The State Department would receive a modest boost in revenue, in part to offset costs for increased responsibilities in Iraq and Afghanistan.
The administration’s plan calls for $43.4 in funding for the department’s so-called “core” budget, with an additional $8.2 billion for “overseas contingency operations,” which includes civilian-led missions in war zones. Total spending would rise by 1.6 percent over 2012 levels.
Nearly $5 billion in State Department spending was earmarked for both Iraq and Afghanistan, where the department faces added burdens as a result of withdrawal of U.S. troops. The money would support programs ranging from police and military training to counter-terrorism and counter-narcotics efforts. In Afghanistan in particular, the increased funding would also strengthen ongoing political reconciliation efforts and well as economic development ahead of the departure of combat forces two years from now.
An additional $2.4 billion would support similar programs in Pakistan, according to a State Department fact sheet.
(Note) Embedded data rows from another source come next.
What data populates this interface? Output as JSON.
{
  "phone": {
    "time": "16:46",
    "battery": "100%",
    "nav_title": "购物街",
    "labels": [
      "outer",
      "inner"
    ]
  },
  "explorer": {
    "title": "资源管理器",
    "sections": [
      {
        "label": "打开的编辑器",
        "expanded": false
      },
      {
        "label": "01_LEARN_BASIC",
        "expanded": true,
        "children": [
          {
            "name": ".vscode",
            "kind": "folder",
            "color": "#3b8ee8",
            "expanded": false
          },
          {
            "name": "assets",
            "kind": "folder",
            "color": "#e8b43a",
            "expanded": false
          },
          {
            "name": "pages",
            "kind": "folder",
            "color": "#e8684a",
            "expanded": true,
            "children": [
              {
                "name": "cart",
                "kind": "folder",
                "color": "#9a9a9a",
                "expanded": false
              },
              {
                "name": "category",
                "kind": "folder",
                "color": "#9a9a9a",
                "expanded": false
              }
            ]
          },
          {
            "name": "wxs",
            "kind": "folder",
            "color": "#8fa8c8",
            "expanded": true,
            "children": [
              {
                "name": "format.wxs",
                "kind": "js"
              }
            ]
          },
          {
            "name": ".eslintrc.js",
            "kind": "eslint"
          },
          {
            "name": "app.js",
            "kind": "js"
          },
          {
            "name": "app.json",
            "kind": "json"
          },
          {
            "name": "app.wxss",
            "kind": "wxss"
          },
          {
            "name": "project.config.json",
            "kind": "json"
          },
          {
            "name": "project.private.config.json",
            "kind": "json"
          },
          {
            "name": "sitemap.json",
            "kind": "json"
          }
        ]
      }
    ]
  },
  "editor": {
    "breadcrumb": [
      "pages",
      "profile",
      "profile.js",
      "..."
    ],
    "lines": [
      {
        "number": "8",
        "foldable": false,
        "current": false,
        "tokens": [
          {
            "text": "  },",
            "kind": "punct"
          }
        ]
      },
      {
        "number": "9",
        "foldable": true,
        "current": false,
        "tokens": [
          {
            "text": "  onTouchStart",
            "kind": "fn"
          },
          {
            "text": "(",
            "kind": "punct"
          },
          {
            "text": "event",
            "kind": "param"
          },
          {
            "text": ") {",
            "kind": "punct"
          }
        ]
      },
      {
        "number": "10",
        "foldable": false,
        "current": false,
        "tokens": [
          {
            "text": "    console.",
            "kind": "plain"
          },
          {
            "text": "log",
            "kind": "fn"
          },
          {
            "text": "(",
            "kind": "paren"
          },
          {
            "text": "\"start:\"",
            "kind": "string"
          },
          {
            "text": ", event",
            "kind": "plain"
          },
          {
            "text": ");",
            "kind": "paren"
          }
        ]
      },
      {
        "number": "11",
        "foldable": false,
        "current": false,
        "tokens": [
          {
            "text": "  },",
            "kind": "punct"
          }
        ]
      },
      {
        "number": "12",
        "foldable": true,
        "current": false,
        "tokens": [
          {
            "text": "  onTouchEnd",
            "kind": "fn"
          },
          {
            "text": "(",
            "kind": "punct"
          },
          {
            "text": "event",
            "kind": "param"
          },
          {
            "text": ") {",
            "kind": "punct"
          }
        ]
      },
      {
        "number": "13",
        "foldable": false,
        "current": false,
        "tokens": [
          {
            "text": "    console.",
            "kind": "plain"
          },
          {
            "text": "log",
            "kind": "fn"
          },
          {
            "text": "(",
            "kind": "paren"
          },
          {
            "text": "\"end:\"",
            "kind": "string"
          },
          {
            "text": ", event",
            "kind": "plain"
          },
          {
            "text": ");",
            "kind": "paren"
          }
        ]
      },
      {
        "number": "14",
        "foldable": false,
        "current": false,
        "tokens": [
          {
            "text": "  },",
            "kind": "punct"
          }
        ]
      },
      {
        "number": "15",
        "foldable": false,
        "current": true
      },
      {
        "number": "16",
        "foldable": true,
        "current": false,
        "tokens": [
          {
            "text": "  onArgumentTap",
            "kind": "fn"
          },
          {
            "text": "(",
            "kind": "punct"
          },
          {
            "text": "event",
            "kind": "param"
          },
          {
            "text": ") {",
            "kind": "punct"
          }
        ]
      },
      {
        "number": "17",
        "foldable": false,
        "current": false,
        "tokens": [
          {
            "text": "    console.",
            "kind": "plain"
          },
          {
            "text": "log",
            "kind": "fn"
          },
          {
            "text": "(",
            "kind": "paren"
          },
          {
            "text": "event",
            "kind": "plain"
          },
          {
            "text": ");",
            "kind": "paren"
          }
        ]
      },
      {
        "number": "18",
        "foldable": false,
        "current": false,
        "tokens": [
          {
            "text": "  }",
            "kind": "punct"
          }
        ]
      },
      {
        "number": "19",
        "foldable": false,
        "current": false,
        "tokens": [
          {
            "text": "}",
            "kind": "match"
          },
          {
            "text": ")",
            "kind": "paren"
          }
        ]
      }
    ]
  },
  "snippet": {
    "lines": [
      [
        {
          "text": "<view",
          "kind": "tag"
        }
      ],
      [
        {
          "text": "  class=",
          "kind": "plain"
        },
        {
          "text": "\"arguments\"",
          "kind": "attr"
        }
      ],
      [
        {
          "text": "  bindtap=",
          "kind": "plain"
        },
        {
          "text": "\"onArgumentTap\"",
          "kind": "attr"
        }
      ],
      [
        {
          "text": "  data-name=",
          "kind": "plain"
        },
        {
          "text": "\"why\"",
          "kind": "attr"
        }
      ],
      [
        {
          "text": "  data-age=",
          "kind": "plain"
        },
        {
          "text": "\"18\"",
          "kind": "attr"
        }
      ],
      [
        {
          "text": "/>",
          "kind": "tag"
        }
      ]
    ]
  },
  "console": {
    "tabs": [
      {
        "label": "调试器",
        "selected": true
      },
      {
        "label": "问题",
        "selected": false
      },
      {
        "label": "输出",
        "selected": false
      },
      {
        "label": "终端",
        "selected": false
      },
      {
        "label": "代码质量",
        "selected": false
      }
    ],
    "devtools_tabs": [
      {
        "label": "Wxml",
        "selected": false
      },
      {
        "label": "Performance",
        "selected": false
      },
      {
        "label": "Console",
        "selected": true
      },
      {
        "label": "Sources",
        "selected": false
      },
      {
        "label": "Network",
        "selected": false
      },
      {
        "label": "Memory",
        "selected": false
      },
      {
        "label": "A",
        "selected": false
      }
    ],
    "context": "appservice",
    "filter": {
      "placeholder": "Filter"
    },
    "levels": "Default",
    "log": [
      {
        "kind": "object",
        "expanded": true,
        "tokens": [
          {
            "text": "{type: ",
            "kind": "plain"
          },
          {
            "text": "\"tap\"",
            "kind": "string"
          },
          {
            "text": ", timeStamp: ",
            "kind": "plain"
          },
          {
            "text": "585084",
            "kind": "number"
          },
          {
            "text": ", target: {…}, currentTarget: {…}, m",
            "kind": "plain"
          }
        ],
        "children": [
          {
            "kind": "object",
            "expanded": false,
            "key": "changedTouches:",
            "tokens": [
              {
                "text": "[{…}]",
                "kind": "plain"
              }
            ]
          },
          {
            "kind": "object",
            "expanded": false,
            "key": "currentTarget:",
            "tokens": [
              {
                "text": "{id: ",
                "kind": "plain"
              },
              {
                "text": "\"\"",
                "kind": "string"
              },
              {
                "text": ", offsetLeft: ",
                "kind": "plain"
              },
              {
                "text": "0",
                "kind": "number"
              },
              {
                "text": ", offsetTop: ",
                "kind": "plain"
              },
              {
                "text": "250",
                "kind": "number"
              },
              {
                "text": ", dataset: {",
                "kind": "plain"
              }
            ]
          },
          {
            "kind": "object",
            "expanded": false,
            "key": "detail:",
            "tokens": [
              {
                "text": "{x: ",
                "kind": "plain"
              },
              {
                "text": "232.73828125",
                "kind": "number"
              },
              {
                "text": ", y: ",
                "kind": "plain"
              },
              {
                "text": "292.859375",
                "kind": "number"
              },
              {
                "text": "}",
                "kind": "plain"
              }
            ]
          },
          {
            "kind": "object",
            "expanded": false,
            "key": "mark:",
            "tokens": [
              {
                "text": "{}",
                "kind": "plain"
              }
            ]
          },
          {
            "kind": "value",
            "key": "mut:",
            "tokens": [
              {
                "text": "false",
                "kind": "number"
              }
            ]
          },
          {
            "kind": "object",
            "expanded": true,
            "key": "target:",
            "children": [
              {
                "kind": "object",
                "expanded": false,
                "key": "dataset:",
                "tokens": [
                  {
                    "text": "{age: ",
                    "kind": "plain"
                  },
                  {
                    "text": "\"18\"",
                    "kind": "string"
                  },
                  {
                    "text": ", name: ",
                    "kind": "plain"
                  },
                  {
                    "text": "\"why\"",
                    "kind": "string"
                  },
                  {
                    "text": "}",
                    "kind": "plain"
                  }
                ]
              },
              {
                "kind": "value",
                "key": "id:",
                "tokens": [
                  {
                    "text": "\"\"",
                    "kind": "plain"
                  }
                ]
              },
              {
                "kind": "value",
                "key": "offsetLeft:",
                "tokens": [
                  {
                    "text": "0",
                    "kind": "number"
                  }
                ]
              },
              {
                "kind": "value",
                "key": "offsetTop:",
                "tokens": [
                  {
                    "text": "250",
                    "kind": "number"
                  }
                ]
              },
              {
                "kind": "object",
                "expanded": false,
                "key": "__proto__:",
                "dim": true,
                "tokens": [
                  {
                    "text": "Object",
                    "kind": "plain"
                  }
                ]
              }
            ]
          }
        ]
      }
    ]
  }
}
The 2013 budget includes more spending for Middle Eastern and North African countries undergoing political transition, but also steep cuts in aid for other regions. Assistance for European and Asian countries, for example, would be slashed by 18 percent, reflecting what a department spokesman called a “successful transition of a number of countries to market-based democracies.”